Should you find an extremely large difference between the scores on your three credit reports, or should you find charges on your accounts or other potential fraud on any of the three reports, consult a reputable financial professional in order to get these problems fixed before entering a negotiation with bankers or a renegotiation for financing on your own behalf. Fixing a credit score is a long process and will likely require a great deal of your own time even with the assistance of a financial professional. Many companies that claim to be able to fix your credit score instantaneously are simply too good to be true. Stay away from companies that employ sketchy methods such as tampering with your social security number in order to fix your credit. These methods usually just end up causing many more problems than they solve.
If you have already made your real estate purchase, do not be afraid to have your credit scores fixed and then enter a renegotiation with your bank. They will renegotiate if they sense that you may try to move your loan to another bank and you have been a good customer so far. If you have made all of your payments, banks certainly do not want to lose out on the interest that your loan is generating. They will usually be open to negotiation in order to keep your business when your credit score improves.

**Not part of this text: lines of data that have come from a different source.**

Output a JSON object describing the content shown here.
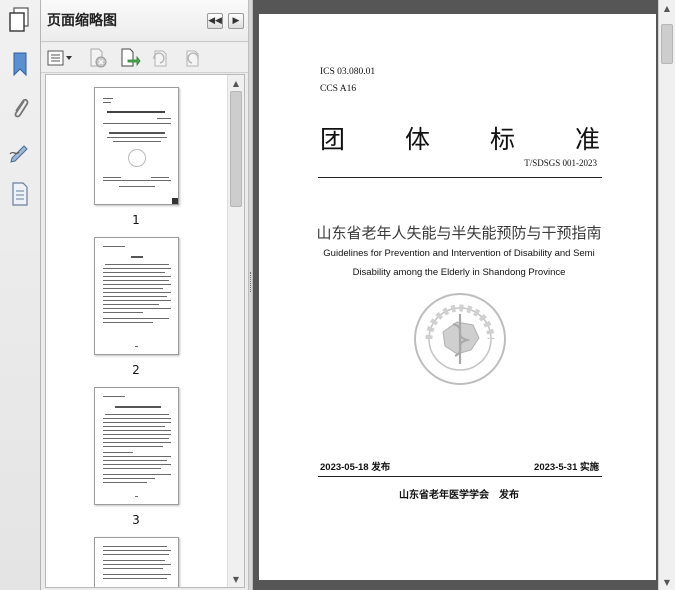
{
  "panel": {
    "title": "页面缩略图",
    "thumbnails": [
      {
        "page_label": "1"
      },
      {
        "page_label": "2"
      },
      {
        "page_label": "3"
      }
    ]
  },
  "document": {
    "ics": "ICS 03.080.01",
    "ccs": "CCS A16",
    "std_type": [
      "团",
      "体",
      "标",
      "准"
    ],
    "std_number": "T/SDSGS 001-2023",
    "title_cn": "山东省老年人失能与半失能预防与干预指南",
    "title_en_line1": "Guidelines for Prevention and Intervention of Disability and Semi",
    "title_en_line2": "Disability among the Elderly in Shandong Province",
    "publish_date": "2023-05-18 发布",
    "effective_date": "2023-5-31 实施",
    "publisher": "山东省老年医学学会　发布",
    "seal_text": "山东省老年医学学会",
    "seal_text_en": "SHANDONG GERIATRICS SOCIETY"
  },
  "colors": {
    "title_cn": "#3a3a3a",
    "viewer_bg": "#565656",
    "seal": "#b8b8b8"
  }
}
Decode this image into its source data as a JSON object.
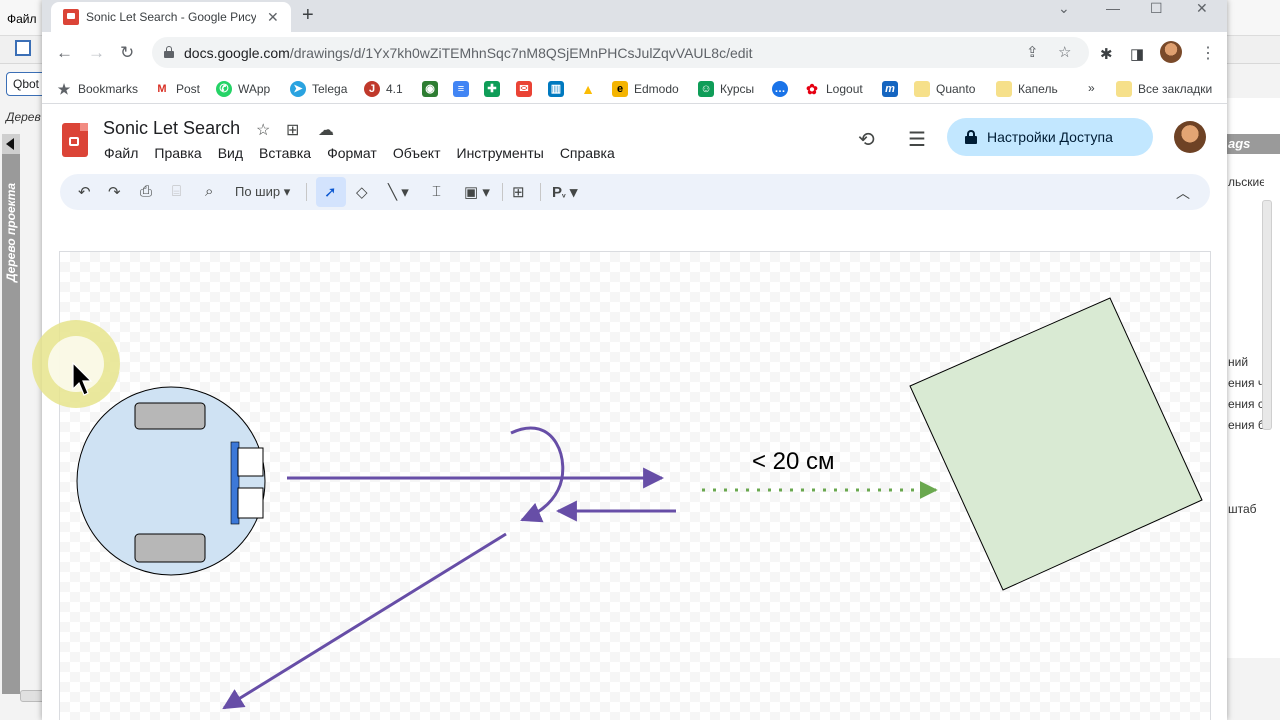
{
  "background_app": {
    "menu_file": "Файл",
    "search_value": "Qbot",
    "tree_label": "Дерев",
    "vertical_label": "Дерево проекта",
    "right_header": "ags",
    "right_lines": [
      "льские",
      "ний",
      "ения ч",
      "ения с",
      "ения б",
      "штаб"
    ]
  },
  "browser": {
    "tab_title": "Sonic Let Search - Google Рисунки",
    "url_host": "docs.google.com",
    "url_path": "/drawings/d/1Yx7kh0wZiTEMhnSqc7nM8QSjEMnPHCsJulZqvVAUL8c/edit",
    "bookmarks": [
      {
        "label": "Bookmarks",
        "icon": "star-icon",
        "color": "#5f6368"
      },
      {
        "label": "Post",
        "icon": "gmail-icon",
        "color": "#d93025"
      },
      {
        "label": "WApp",
        "icon": "whatsapp-icon",
        "color": "#25d366"
      },
      {
        "label": "Telega",
        "icon": "telegram-icon",
        "color": "#2aa3e0"
      },
      {
        "label": "4.1",
        "icon": "app-icon",
        "color": "#c0392b"
      },
      {
        "label": "",
        "icon": "flag-icon",
        "color": "#2e7d32"
      },
      {
        "label": "",
        "icon": "docs-icon",
        "color": "#4285f4"
      },
      {
        "label": "",
        "icon": "sheets-icon",
        "color": "#0f9d58"
      },
      {
        "label": "",
        "icon": "mail-icon",
        "color": "#ea4335"
      },
      {
        "label": "",
        "icon": "trello-icon",
        "color": "#0079bf"
      },
      {
        "label": "",
        "icon": "drive-icon",
        "color": "#fbbc04"
      },
      {
        "label": "Edmodo",
        "icon": "edmodo-icon",
        "color": "#f4b400"
      },
      {
        "label": "Курсы",
        "icon": "classroom-icon",
        "color": "#0f9d58"
      },
      {
        "label": "",
        "icon": "chat-icon",
        "color": "#1a73e8"
      },
      {
        "label": "Logout",
        "icon": "huawei-icon",
        "color": "#e60012"
      },
      {
        "label": "",
        "icon": "m-icon",
        "color": "#1565c0"
      },
      {
        "label": "Quanto",
        "icon": "folder-icon",
        "color": "#f6d365"
      },
      {
        "label": "Капель",
        "icon": "folder-icon",
        "color": "#f6d365"
      }
    ],
    "more_bookmarks": "»",
    "all_bookmarks": "Все закладки"
  },
  "app": {
    "doc_title": "Sonic Let Search",
    "menu": [
      "Файл",
      "Правка",
      "Вид",
      "Вставка",
      "Формат",
      "Объект",
      "Инструменты",
      "Справка"
    ],
    "share_label": "Настройки Доступа",
    "zoom_label": "По шир",
    "input_tool": "Р"
  },
  "drawing": {
    "distance_label": "< 20 см",
    "colors": {
      "robot_body": "#cfe2f3",
      "wheel": "#b7b7b7",
      "sensor_bar": "#3c78d8",
      "arrow": "#674ea7",
      "dotted_arrow": "#6aa84f",
      "obstacle": "#d9ead3"
    }
  }
}
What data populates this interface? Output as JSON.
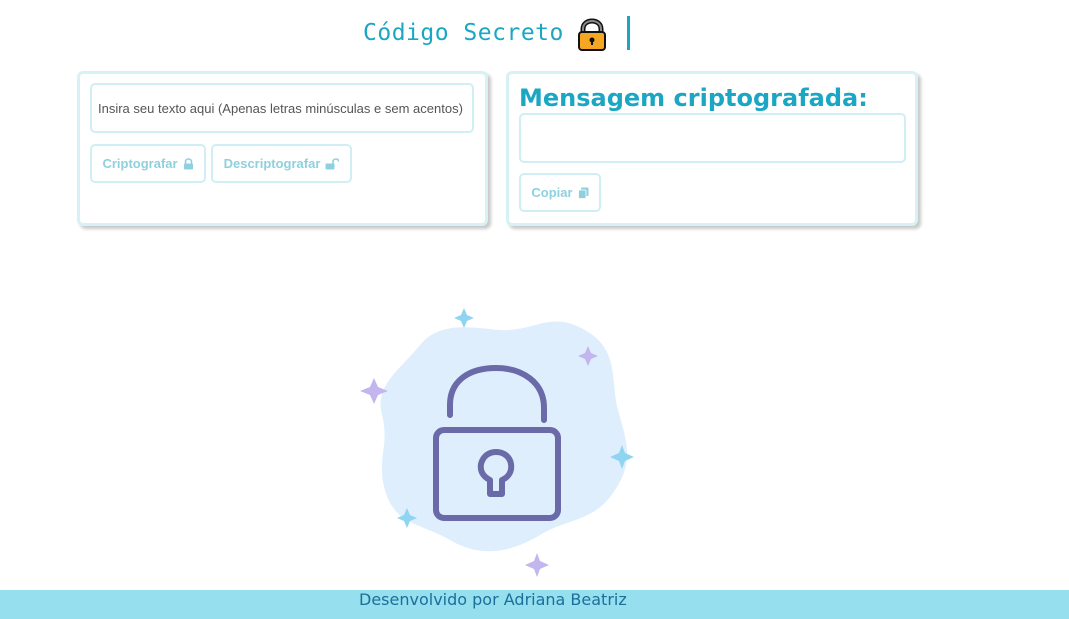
{
  "header": {
    "title": "Código Secreto",
    "icon": "padlock-icon",
    "accent_color": "#1ba7c4"
  },
  "input_panel": {
    "placeholder": "Insira seu texto aqui (Apenas letras minúsculas e sem acentos)",
    "value": "",
    "encrypt_label": "Criptografar",
    "encrypt_icon": "lock-icon",
    "decrypt_label": "Descriptografar",
    "decrypt_icon": "unlock-icon"
  },
  "output_panel": {
    "title": "Mensagem criptografada:",
    "value": "",
    "copy_label": "Copiar",
    "copy_icon": "copy-icon"
  },
  "illustration": {
    "icon": "open-padlock-icon",
    "blob_color": "#deeefd",
    "padlock_color": "#6a6aa8"
  },
  "footer": {
    "text": "Desenvolvido por Adriana Beatriz",
    "background": "#95dfee"
  }
}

Keep in mind that you may have to leverage your position in order to get a positive response out of a bank. You will need to keep records of the financial institutions that you have been to and what they are offering you because of your improved credit score. You will need to show hard evidence that you can get a better deal elsewhere and show that you are perfectly willing to make the move. In order to do this seriously, you must consider the short term fees that are always imposed with a move such as this and be ready to pay them. You can also make an issue out of the fact that you have extra money saved up in order to pay off your loan early.
Bringing it All Together
In short, keep yourself in good standing by paying your home loan on time every month. Solidify your record within your current bank if you have already signed financial documents and put your best financial foot forward if you have yet to choose a bank for your mortgage. Keep abreast of the market as a whole and make sure that your banker knows that you know he is not the only game in town. You must make them work in order to keep your business and you must make sure that your business is worth keeping. Keep these tips in mind and you are sure to find a great deal when it comes to renegotiating your mortage or getting a great home loan contract so that you can pay off your home loan as quickly as possible.
Key Tips & Advice
Things to consider when buying a home:
- While the 30-year mortgage is the most popular term in the United States, a 15-year term builds equity much quicker;
- Home buyers in the US move on average of once every 5 to 7 years;
- Early mortgage payments apply primarily to interest rather than the principal;
- Using a shorter loan term, paying extra & making bi-weekly payments can better help offset any transaction-based expenses.
Do Home Prices Always Go Up?
In the United States real estate prices have went up about 6-fold since 1970.
Our monetary policy is biased toward inflation. If you back out general inflation, outside of during market bubbles, real estate typically performs roughly inline with general inflation. Rather than looking at raw prices, better metrics to use for analyzing real estate prices are:
- Home price vs median income.
- Purchase price vs rent.